▸ **Your task**
In the listing below, pick out lines with "LEADER".

▸ **Information shown**
☆ ☆ ☆ ☆
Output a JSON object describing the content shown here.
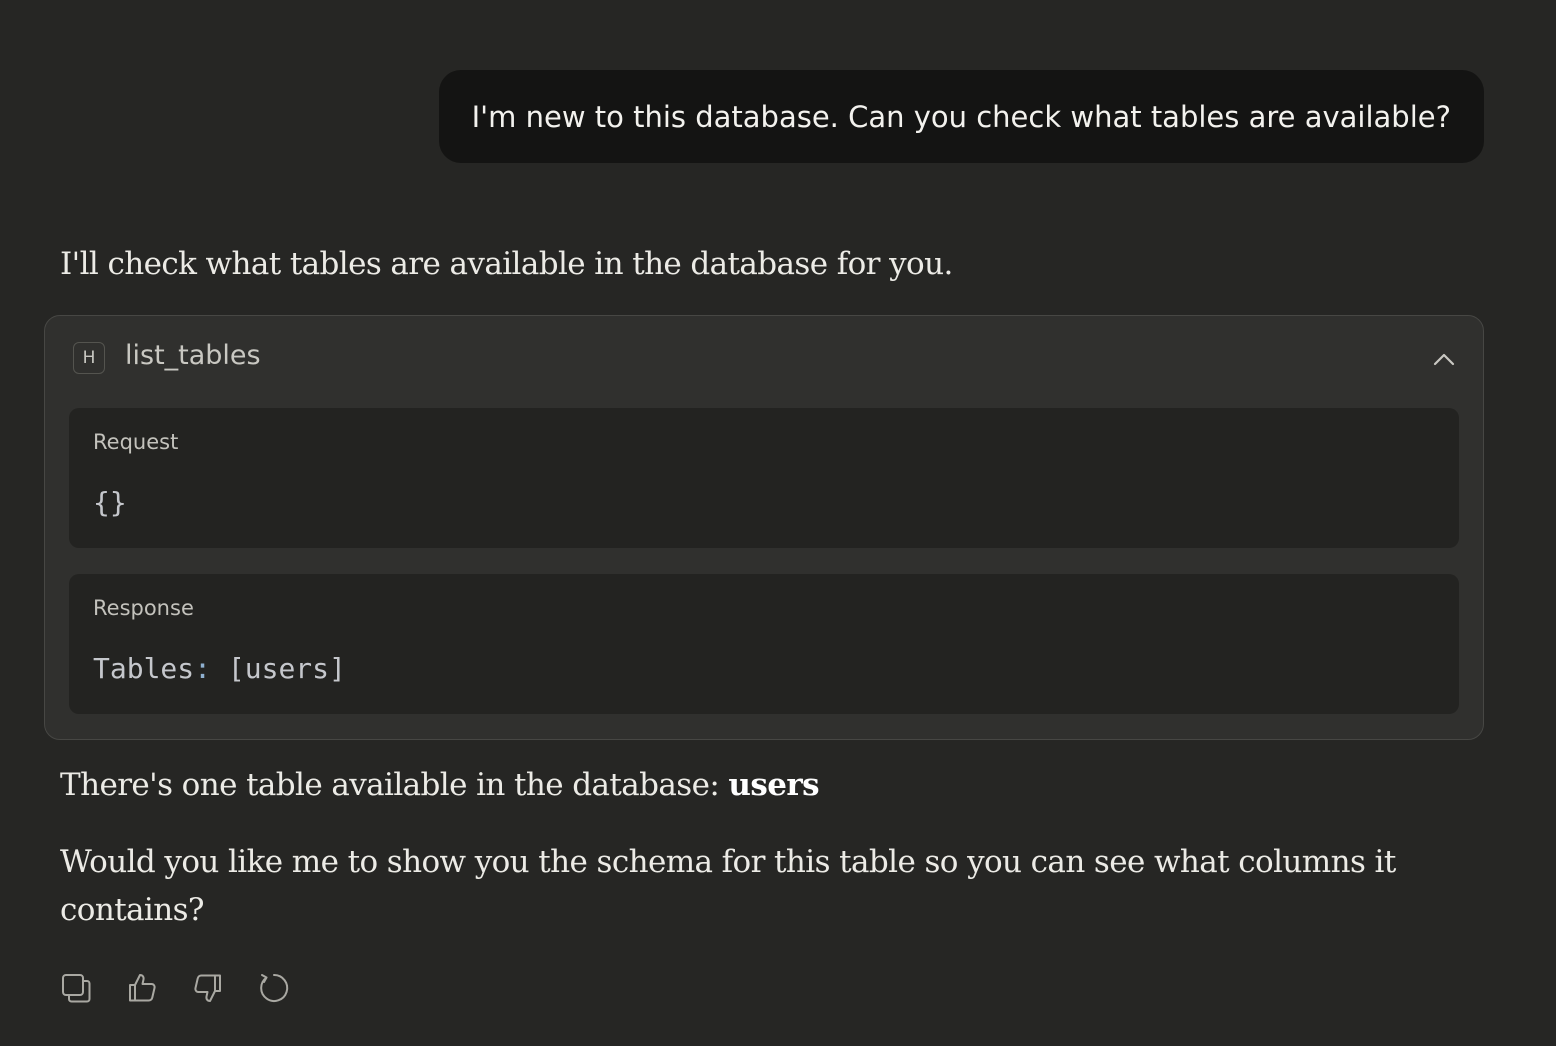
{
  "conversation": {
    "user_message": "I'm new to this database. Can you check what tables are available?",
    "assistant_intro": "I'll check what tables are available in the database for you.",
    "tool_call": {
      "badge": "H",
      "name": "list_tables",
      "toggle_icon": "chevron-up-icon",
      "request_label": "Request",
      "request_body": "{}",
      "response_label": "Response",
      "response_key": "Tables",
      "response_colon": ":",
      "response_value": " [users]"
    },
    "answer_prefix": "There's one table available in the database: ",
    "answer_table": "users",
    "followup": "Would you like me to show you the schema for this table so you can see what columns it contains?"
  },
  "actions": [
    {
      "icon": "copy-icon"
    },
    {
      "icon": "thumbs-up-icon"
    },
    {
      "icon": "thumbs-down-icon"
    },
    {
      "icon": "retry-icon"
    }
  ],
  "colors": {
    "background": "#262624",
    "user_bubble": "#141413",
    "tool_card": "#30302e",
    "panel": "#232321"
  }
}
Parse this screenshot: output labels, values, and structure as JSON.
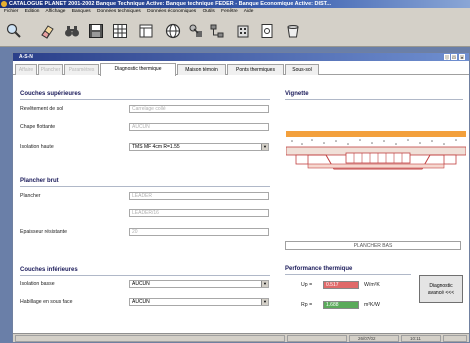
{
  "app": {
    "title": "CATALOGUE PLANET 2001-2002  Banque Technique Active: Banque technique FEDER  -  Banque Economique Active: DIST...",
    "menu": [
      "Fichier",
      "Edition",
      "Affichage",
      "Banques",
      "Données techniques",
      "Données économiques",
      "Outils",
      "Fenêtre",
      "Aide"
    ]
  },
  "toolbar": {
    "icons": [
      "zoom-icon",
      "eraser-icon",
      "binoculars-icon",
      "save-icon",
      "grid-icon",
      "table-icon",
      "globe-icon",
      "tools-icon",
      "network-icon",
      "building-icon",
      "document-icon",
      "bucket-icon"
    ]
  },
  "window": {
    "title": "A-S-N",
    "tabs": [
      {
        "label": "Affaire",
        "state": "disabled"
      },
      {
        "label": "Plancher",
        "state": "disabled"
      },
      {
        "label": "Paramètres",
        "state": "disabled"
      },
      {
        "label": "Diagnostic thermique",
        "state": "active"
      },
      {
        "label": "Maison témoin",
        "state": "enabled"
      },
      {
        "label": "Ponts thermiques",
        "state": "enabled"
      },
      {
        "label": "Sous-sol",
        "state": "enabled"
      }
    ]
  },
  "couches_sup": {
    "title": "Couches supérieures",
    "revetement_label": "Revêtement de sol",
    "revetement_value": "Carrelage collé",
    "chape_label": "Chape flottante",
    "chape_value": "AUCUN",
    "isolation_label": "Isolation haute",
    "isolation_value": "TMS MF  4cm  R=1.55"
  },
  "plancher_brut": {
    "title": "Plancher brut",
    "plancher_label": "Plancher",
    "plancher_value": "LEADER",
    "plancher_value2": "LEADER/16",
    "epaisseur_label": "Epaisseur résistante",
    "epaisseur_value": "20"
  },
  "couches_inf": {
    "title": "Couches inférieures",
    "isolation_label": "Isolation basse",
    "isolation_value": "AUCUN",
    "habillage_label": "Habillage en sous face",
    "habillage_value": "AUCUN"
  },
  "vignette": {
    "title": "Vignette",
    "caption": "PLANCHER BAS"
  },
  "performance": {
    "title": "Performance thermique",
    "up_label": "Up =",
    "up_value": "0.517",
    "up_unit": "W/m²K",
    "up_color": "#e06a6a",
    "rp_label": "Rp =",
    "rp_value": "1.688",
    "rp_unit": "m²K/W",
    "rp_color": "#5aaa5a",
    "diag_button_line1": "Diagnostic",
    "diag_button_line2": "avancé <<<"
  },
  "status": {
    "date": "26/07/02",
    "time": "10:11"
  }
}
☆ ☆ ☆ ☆
▸ **Finished exercise**
    "plancher_value": "LEADER",
    "plancher_value2": "LEADER/16",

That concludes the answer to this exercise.